Restate the records word for word, omitting nothing.
********
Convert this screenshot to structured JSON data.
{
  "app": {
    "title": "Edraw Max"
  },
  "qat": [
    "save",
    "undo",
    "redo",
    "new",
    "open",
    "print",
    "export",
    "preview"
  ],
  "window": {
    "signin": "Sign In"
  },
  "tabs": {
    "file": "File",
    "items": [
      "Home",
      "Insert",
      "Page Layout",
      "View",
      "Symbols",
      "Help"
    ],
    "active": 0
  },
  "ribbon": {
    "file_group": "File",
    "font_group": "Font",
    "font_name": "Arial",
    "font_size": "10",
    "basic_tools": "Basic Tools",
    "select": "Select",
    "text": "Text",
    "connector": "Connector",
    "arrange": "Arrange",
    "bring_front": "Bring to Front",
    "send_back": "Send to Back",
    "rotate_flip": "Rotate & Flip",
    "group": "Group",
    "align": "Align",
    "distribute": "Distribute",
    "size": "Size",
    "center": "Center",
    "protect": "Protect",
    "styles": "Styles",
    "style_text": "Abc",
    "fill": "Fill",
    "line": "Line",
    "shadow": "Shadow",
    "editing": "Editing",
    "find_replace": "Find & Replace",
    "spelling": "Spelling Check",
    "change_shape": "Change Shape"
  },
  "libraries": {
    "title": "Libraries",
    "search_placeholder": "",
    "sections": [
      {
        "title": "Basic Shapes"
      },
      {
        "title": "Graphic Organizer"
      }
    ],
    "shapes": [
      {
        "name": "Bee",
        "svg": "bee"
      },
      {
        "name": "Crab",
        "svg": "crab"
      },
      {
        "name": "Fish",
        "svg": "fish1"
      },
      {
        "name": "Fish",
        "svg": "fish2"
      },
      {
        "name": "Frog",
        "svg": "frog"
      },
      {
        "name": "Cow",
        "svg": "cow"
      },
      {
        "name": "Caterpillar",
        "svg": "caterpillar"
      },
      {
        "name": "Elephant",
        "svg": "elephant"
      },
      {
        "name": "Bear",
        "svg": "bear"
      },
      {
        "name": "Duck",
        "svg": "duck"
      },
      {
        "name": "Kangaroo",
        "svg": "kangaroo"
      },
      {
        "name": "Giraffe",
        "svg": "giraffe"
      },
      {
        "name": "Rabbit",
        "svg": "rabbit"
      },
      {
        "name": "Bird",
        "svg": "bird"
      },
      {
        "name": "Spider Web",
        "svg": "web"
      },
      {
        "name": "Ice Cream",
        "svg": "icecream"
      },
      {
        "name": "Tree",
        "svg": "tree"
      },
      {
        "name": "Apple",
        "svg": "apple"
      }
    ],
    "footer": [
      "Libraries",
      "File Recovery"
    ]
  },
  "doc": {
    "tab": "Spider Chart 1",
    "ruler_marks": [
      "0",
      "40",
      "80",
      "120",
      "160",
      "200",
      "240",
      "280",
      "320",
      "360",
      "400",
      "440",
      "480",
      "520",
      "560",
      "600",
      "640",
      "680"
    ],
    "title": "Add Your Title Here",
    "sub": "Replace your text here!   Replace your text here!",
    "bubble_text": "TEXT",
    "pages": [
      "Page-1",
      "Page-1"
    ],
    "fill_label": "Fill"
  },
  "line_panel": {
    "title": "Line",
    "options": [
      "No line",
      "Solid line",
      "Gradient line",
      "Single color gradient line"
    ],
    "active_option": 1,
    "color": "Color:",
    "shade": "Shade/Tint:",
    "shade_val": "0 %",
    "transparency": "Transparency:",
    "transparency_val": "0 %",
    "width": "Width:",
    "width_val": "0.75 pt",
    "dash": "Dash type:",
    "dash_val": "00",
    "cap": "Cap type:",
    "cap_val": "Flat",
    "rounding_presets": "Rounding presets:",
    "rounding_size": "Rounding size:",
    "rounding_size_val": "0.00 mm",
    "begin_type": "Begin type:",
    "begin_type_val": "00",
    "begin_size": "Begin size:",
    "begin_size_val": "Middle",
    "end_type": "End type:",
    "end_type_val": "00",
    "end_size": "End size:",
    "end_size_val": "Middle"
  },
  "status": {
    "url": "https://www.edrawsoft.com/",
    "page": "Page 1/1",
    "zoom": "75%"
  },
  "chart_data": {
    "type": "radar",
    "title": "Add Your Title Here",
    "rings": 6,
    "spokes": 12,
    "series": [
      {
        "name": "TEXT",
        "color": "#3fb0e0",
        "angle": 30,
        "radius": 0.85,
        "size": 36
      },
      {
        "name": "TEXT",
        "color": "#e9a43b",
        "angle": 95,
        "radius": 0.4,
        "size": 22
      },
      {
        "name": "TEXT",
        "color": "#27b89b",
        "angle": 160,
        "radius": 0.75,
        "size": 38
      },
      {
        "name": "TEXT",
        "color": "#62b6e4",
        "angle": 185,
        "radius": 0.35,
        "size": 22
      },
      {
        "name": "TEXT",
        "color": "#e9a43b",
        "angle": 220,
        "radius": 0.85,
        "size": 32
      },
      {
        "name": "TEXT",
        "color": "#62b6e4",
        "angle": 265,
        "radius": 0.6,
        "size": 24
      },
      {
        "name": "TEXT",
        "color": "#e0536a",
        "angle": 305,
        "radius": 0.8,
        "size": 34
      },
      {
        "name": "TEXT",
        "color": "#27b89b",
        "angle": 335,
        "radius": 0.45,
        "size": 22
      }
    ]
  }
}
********
TASK OUTPUT —
Convert this screenshot to structured JSON data.
{
  "app": {
    "title": "Edraw Max"
  },
  "qat": [
    "save",
    "undo",
    "redo",
    "new",
    "open",
    "print",
    "export",
    "preview"
  ],
  "window": {
    "signin": "Sign In"
  },
  "tabs": {
    "file": "File",
    "items": [
      "Home",
      "Insert",
      "Page Layout",
      "View",
      "Symbols",
      "Help"
    ],
    "active": 0
  },
  "ribbon": {
    "file_group": "File",
    "font_group": "Font",
    "font_name": "Arial",
    "font_size": "10",
    "basic_tools": "Basic Tools",
    "select": "Select",
    "text": "Text",
    "connector": "Connector",
    "arrange": "Arrange",
    "bring_front": "Bring to Front",
    "send_back": "Send to Back",
    "rotate_flip": "Rotate & Flip",
    "group": "Group",
    "align": "Align",
    "distribute": "Distribute",
    "size": "Size",
    "center": "Center",
    "protect": "Protect",
    "styles": "Styles",
    "style_text": "Abc",
    "fill": "Fill",
    "line": "Line",
    "shadow": "Shadow",
    "editing": "Editing",
    "find_replace": "Find & Replace",
    "spelling": "Spelling Check",
    "change_shape": "Change Shape"
  },
  "libraries": {
    "title": "Libraries",
    "search_placeholder": "",
    "sections": [
      {
        "title": "Basic Shapes"
      },
      {
        "title": "Graphic Organizer"
      }
    ],
    "shapes": [
      {
        "name": "Bee",
        "svg": "bee"
      },
      {
        "name": "Crab",
        "svg": "crab"
      },
      {
        "name": "Fish",
        "svg": "fish1"
      },
      {
        "name": "Fish",
        "svg": "fish2"
      },
      {
        "name": "Frog",
        "svg": "frog"
      },
      {
        "name": "Cow",
        "svg": "cow"
      },
      {
        "name": "Caterpillar",
        "svg": "caterpillar"
      },
      {
        "name": "Elephant",
        "svg": "elephant"
      },
      {
        "name": "Bear",
        "svg": "bear"
      },
      {
        "name": "Duck",
        "svg": "duck"
      },
      {
        "name": "Kangaroo",
        "svg": "kangaroo"
      },
      {
        "name": "Giraffe",
        "svg": "giraffe"
      },
      {
        "name": "Rabbit",
        "svg": "rabbit"
      },
      {
        "name": "Bird",
        "svg": "bird"
      },
      {
        "name": "Spider Web",
        "svg": "web"
      },
      {
        "name": "Ice Cream",
        "svg": "icecream"
      },
      {
        "name": "Tree",
        "svg": "tree"
      },
      {
        "name": "Apple",
        "svg": "apple"
      }
    ],
    "footer": [
      "Libraries",
      "File Recovery"
    ]
  },
  "doc": {
    "tab": "Spider Chart 1",
    "ruler_marks": [
      "0",
      "40",
      "80",
      "120",
      "160",
      "200",
      "240",
      "280",
      "320",
      "360",
      "400",
      "440",
      "480",
      "520",
      "560",
      "600",
      "640",
      "680"
    ],
    "title": "Add Your Title Here",
    "sub": "Replace your text here!   Replace your text here!",
    "bubble_text": "TEXT",
    "pages": [
      "Page-1",
      "Page-1"
    ],
    "fill_label": "Fill"
  },
  "line_panel": {
    "title": "Line",
    "options": [
      "No line",
      "Solid line",
      "Gradient line",
      "Single color gradient line"
    ],
    "active_option": 1,
    "color": "Color:",
    "shade": "Shade/Tint:",
    "shade_val": "0 %",
    "transparency": "Transparency:",
    "transparency_val": "0 %",
    "width": "Width:",
    "width_val": "0.75 pt",
    "dash": "Dash type:",
    "dash_val": "00",
    "cap": "Cap type:",
    "cap_val": "Flat",
    "rounding_presets": "Rounding presets:",
    "rounding_size": "Rounding size:",
    "rounding_size_val": "0.00 mm",
    "begin_type": "Begin type:",
    "begin_type_val": "00",
    "begin_size": "Begin size:",
    "begin_size_val": "Middle",
    "end_type": "End type:",
    "end_type_val": "00",
    "end_size": "End size:",
    "end_size_val": "Middle"
  },
  "status": {
    "url": "https://www.edrawsoft.com/",
    "page": "Page 1/1",
    "zoom": "75%"
  },
  "chart_data": {
    "type": "radar",
    "title": "Add Your Title Here",
    "rings": 6,
    "spokes": 12,
    "series": [
      {
        "name": "TEXT",
        "color": "#3fb0e0",
        "angle": 30,
        "radius": 0.85,
        "size": 36
      },
      {
        "name": "TEXT",
        "color": "#e9a43b",
        "angle": 95,
        "radius": 0.4,
        "size": 22
      },
      {
        "name": "TEXT",
        "color": "#27b89b",
        "angle": 160,
        "radius": 0.75,
        "size": 38
      },
      {
        "name": "TEXT",
        "color": "#62b6e4",
        "angle": 185,
        "radius": 0.35,
        "size": 22
      },
      {
        "name": "TEXT",
        "color": "#e9a43b",
        "angle": 220,
        "radius": 0.85,
        "size": 32
      },
      {
        "name": "TEXT",
        "color": "#62b6e4",
        "angle": 265,
        "radius": 0.6,
        "size": 24
      },
      {
        "name": "TEXT",
        "color": "#e0536a",
        "angle": 305,
        "radius": 0.8,
        "size": 34
      },
      {
        "name": "TEXT",
        "color": "#27b89b",
        "angle": 335,
        "radius": 0.45,
        "size": 22
      }
    ]
  }
}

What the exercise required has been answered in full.